Actor had a special bond with town

WHEN Anton Rodgers died last month at the age of 74 the obituaries in the national press paid tribute to the leading television and stage actor who was born in Wisbech. But even The Times newspaper got it wrong, because Mr Rodgers was not born in the Fens

WHEN Anton Rodgers died last month at the age of 74 the obituaries in the national press paid tribute to the leading television and stage actor who was born in Wisbech.

But even The Times newspaper got it wrong, because Mr Rodgers was not born in the Fens. However, the Rodgers family did have a special bond with Wisbech and we have been given a fascinating insight into how this helped shape his future career.

The Rodgers family were evacuated to Wisbech during the Second World War and played a major part in both the national and local war effort. They arrived from London where Anton was born.

For retired police officer John Goodman of Wisbech the death of the actor whose career he had followed so closely brought back many memories of the Rodgers family.

Mr Goodman said: "I contacted my sister Sheila in Australia because our family and the Rodgers family go back to the time of their arrival in Wisbech in 1942. My sister was a dance partner of Anton when he was a boy.

"It seems a pity so little is known of the family and so little printed about Anton."

Most Read

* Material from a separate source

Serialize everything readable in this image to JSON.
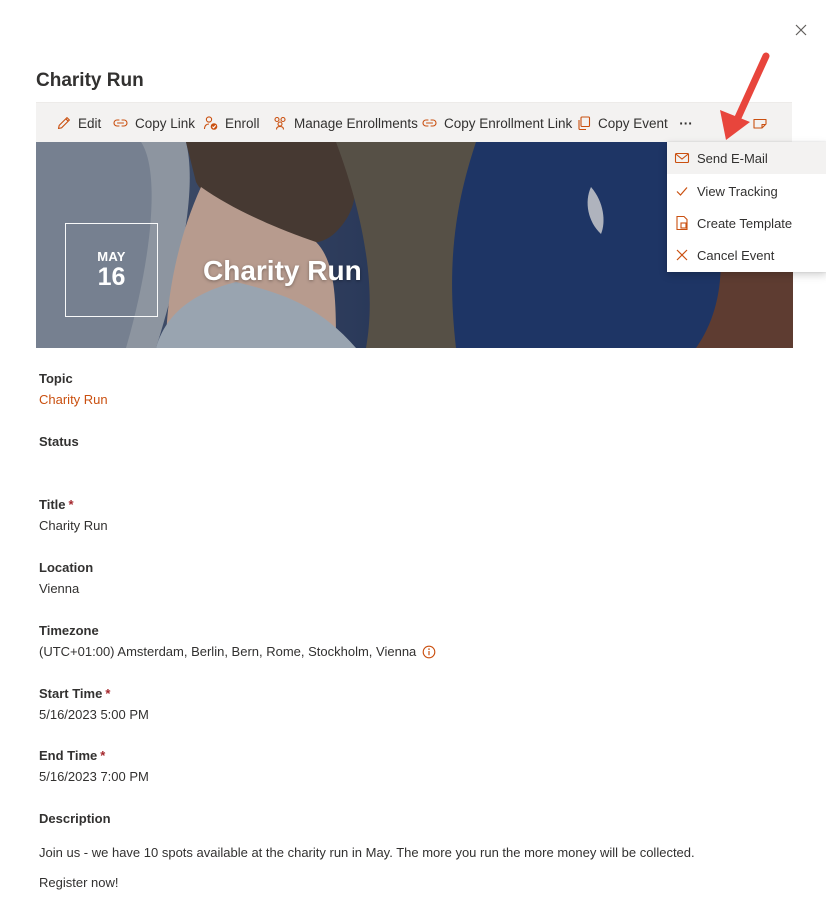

Anton's father was sent to Wisbech to work at the Balding+Mansell print works to play his part in the national war effort. An accountant by profession, Mr Rodgers became a manager at the company involved in the work of printing vital documents such as ration books, permits and passes. He was there to ensure all government security requirements were met.

The family lived at The Hollies in Park Road, where Mrs Rodgers taught music and dance. She was involved with many events to raise money for the war effort.

There were suggestions in some obituaries that Anton's mother was an overbearing woman who pushed her son into an acting career. Mr Goodman remembers her as a colourful, larger-than-life character loved by all she came into contact with.

The family moved back to London but whenever Anton appeared in theatre in East Anglia he would call at the Goodman family home and John would often have to give up his bed to the special visitor.

This is what Sheila Goodman remembers about the Rodgers family:

ANTON Rodgers was the youngest member of the Rodgers clan. His family moved to Wisbech at the start of World War II. His father was manager of Balding+Mansell, the paper factory, and they lived in a company house next to the factory.

Anton, at only 10 years of age, was preceded by four older sisters aged between about 18 and 25.

His mother Leonore had herself been on the London stage before her marriage. When the family was moved to Wisbech she started giving music lessons and subsequently dancing classes in the large front room she converted to a studio. This proved so popular with the locals that the business grew to such proportions that she agreed to form a concert troupe, the Black and White Optimists, to raise money for the war effort.

I was in the baby class, at only five I would love to go to dance classes in Park Road. She was a brilliant teacher with a loud singing voice and the only person I ever knew who could sing, play piano, and shout instructions at the same time - and all the while chain smoking as she did it.

Concerts were organised regularly at the Corn Exchange and well supported by the townsfolk. We also travelled out to villages around where stages were quickly erected by local farmers out of planks balanced upon oil drums. A dancer often slipped off the stage unexpectedly.

During one Saturday class, I was told I was to do a duet with Anton, who decided to run and hide in the garden. Under duress he was made to rehearse the song When You Wore a Tulip and I Wore a Big Red Rose. He had a lovely voice. We sang and danced well together, but in the finale I was supposed to perch on his knee, which he moved so that I fell on the floor. I don't think he liked girls.

When the war was over in 1945 the Rodgers family returned to London but Anton and Barbara always kept in touch with our family. I remember playing table tennis with him on top of the Nissan shelter in the sitting room of our house. On one occasion he was jumping around too much and broke mum's gas globe. Barbara, the youngest sister would come to baby-sit my brother and I, and all the girls would take it in turns to wheel John in his pram.

He next joined the London Repertory Company and we were able to see him act in a performance at Peterborough. He was then posted overseas to do his National Service and he sent me a snap of him in a makeshift room as a radio announcer for the RAF. Of his own volition he started a programme for the children calling himself Uncle Tom, which was a great success.

We met up next when I was in Bath at Art College - again he was back doing rep work. It was poorly paid, we had tea together, which I think must have taken all his week's salary and spent a night walking round the fairground.

I have often been surprised to see him acting in the West End or in television shows. I felt he particularly shone in the BBC classical plays of Dickens and of course his performance as Scrooge was particularly good. He was married twice, I hear, and was happy to become a benefactor and supporter of the Angles Theatre in Wisbech.

Anton Rodgers was a truly talented actor, who I felt never really had that really big break.

An honest humble man at heart, to me, he was a truly talented English gentleman.'